As featured in the Moscow-Pullman Daily News

By Ellen Dennis, Daily News staff writer Sep 26, 2020 Updated Sep 26, 2020

A Pullman photographer recently cleaned up at a selective international photography contest by winning not one, but two, awards. Hundreds of bridge photos from all over the world were entered in the American Society of Civil Engineers bridge photography contest this year, and judges were tasked with selecting the 14 winning images.

Two of those images — both shot in the Northwest — were taken by Ken Carper, a retired Washington State University architecture professor. After his retirement 10 years ago — and with plenty of newly found free time — Carper started to pursue his love for photography. He said he enjoys photographing landscapes and structures.

“This is a perfect place to live if you like to do landscape photography — people come from all over the world to photograph this area. It’s a great place to study light and shadows,” he said. “Photographers refer to it as ‘the Tuscany of the West.’ ”

Carper’s enchanting winter photograph of the Benson Footbridge in Multnomah Falls, Ore., took first place in the “All Bridges” category of the competition, which is the highest honor. A second photo he snapped on his home turf took second place in the “Historic Bridges” category. It captures the Rosalia Railroad Bridge, also called the Chicago, Milwaukee, and St. Paul Railroad Bridge, catching the evening sunlight.

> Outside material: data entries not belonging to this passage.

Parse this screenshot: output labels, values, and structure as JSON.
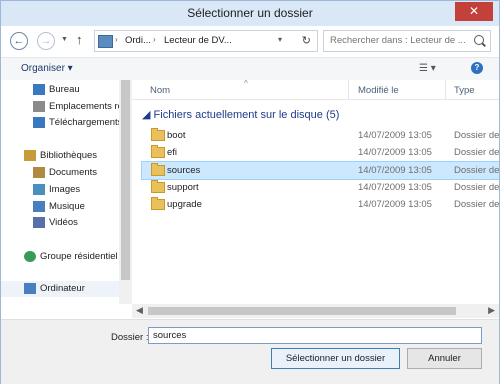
{
  "window": {
    "title": "Sélectionner un dossier",
    "close_label": "✕"
  },
  "address": {
    "back_icon": "back-arrow-icon",
    "forward_icon": "forward-arrow-icon",
    "segments": [
      "Ordi...",
      "Lecteur de DV..."
    ],
    "search_placeholder": "Rechercher dans : Lecteur de ..."
  },
  "toolbar": {
    "organiser_label": "Organiser ▾",
    "help_label": "?"
  },
  "nav": {
    "items": [
      {
        "label": "Bureau",
        "icon": "desktop-icon",
        "color": "#3a78c0"
      },
      {
        "label": "Emplacements ré",
        "icon": "recent-places-icon",
        "color": "#7a7a7a"
      },
      {
        "label": "Téléchargements",
        "icon": "downloads-icon",
        "color": "#3a78c0"
      },
      {
        "label": "Bibliothèques",
        "icon": "libraries-icon",
        "color": "#c79a3a"
      },
      {
        "label": "Documents",
        "icon": "documents-icon",
        "color": "#b08a40"
      },
      {
        "label": "Images",
        "icon": "images-icon",
        "color": "#4a8fbf"
      },
      {
        "label": "Musique",
        "icon": "music-icon",
        "color": "#4a7fbf"
      },
      {
        "label": "Vidéos",
        "icon": "videos-icon",
        "color": "#5a6fa8"
      },
      {
        "label": "Groupe résidentiel",
        "icon": "homegroup-icon",
        "color": "#3a9a5a"
      },
      {
        "label": "Ordinateur",
        "icon": "computer-icon",
        "color": "#4a7fbf"
      }
    ]
  },
  "columns": {
    "name": "Nom",
    "modified": "Modifié le",
    "type": "Type"
  },
  "group": {
    "title": "Fichiers actuellement sur le disque (5)"
  },
  "rows": [
    {
      "name": "boot",
      "date": "14/07/2009 13:05",
      "type": "Dossier de"
    },
    {
      "name": "efi",
      "date": "14/07/2009 13:05",
      "type": "Dossier de"
    },
    {
      "name": "sources",
      "date": "14/07/2009 13:05",
      "type": "Dossier de"
    },
    {
      "name": "support",
      "date": "14/07/2009 13:05",
      "type": "Dossier de"
    },
    {
      "name": "upgrade",
      "date": "14/07/2009 13:05",
      "type": "Dossier de"
    }
  ],
  "selected_row": "sources",
  "footer": {
    "dossier_label": "Dossier :",
    "dossier_value": "sources",
    "select_button": "Sélectionner un dossier",
    "cancel_button": "Annuler"
  }
}
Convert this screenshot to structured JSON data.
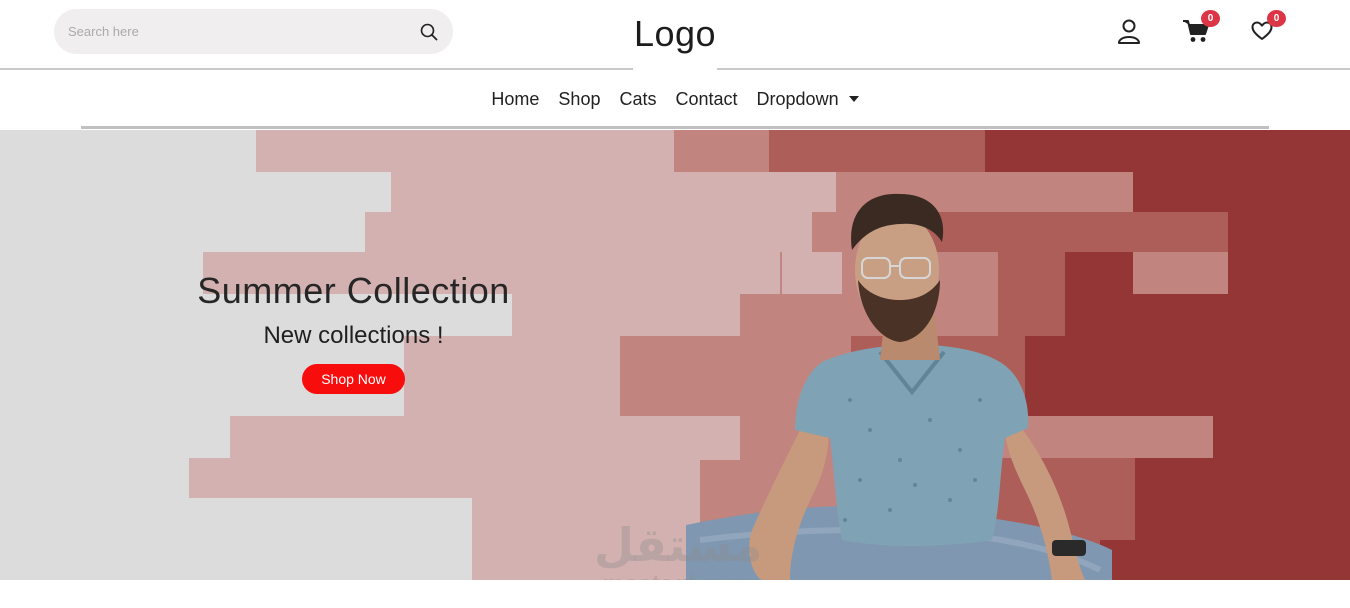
{
  "header": {
    "search": {
      "placeholder": "Search here",
      "value": "",
      "icon": "search-icon"
    },
    "logo": "Logo",
    "icons": {
      "account": {
        "icon": "user-icon"
      },
      "cart": {
        "icon": "cart-icon",
        "count": "0"
      },
      "wishlist": {
        "icon": "heart-icon",
        "count": "0"
      }
    },
    "badge_color": "#dc3545"
  },
  "nav": {
    "items": [
      {
        "label": "Home"
      },
      {
        "label": "Shop"
      },
      {
        "label": "Cats"
      },
      {
        "label": "Contact"
      },
      {
        "label": "Dropdown"
      }
    ]
  },
  "hero": {
    "title": "Summer Collection",
    "subtitle": "New collections !",
    "cta": "Shop Now",
    "cta_color": "#f80d0d",
    "palette": [
      "#dcdcdc",
      "#d3b1b0",
      "#c2847f",
      "#ad5e59",
      "#953636"
    ]
  },
  "watermark": {
    "arabic": "مستقل",
    "latin": "mostaql.com"
  }
}
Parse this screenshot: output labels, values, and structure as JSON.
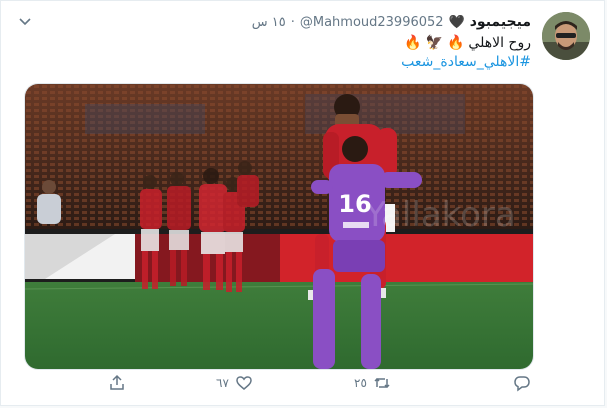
{
  "tweet": {
    "display_name": "ميجيمبود",
    "handle": "@Mahmoud23996052",
    "separator": "·",
    "time": "١٥ س",
    "text": "روح الاهلي",
    "hashtag": "#الاهلي_سعادة_شعب",
    "emojis": [
      "🔥",
      "🦅",
      "🔥"
    ]
  },
  "media": {
    "jersey_number": "16",
    "watermark": "Yallakora"
  },
  "actions": {
    "like_count": "٦٧",
    "retweet_count": "٢٥",
    "icons": [
      "share-icon",
      "like-icon",
      "retweet-icon",
      "reply-icon"
    ]
  },
  "colors": {
    "link": "#1b95e0",
    "muted": "#657786",
    "pitch": "#3f7d3b",
    "kit_red": "#c8202b",
    "keeper_purple": "#8a4fc4"
  }
}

Once earmarked for demolition, the curved concrete arches of the historic Rosalia bridge stand tall, and the monumental proportions of its structure are framed by a sea of rolling hills in the majestic Palouse Valley. Carper said the architects and builders of the railroad bridge went above and beyond when they constructed it in 1915.

“There were two other railroads that went through the area that had a view of the bridge, so the builders wanted to impress those other companies with a magnificent structure,” he said. “I also really think that the designers had to be thinking of the unique character of our rolling Palouse landscape, because it just fits there so well.”

Although he’s driven past the bridge hundreds of times in his life, he said the moment he took this award-winning photograph was the most beautiful he’s ever seen because of the afternoon lighting. “It’s especially beautiful in the evening when the sun is going down — that’s when I took this picture. I was really lucky to see it in that light at that particular time of year,” he said.

Carper was born in Colfax in 1948 when his parents were attending WSU and there was no hospital in Pullman. He grew up in Spokane and moved to Pullman to follow in his parents’ footsteps and attend WSU, and he’s stuck around ever since. He feels honored that his photography gives the Pacific Northwest representation among the contest winners which include photos taken of bridges in China, England, Germany and Japan.

The Rosalia Bridge photograph was the first time a photo of the Palouse has ever been featured as an ASCE bridge photography contest winner, which Carper believes pays tribute to one of the most notable structures in the region. “It will always be there. I think it’s one of the more permanent structures in our region — right up there with the concrete grain elevators.”

All 14 contest-winning photographs from 2020 can be found at the following link: More of Carper’s photography can be found on his website at

Ellen Dennis can be reached at (208) 883-4632 or by email at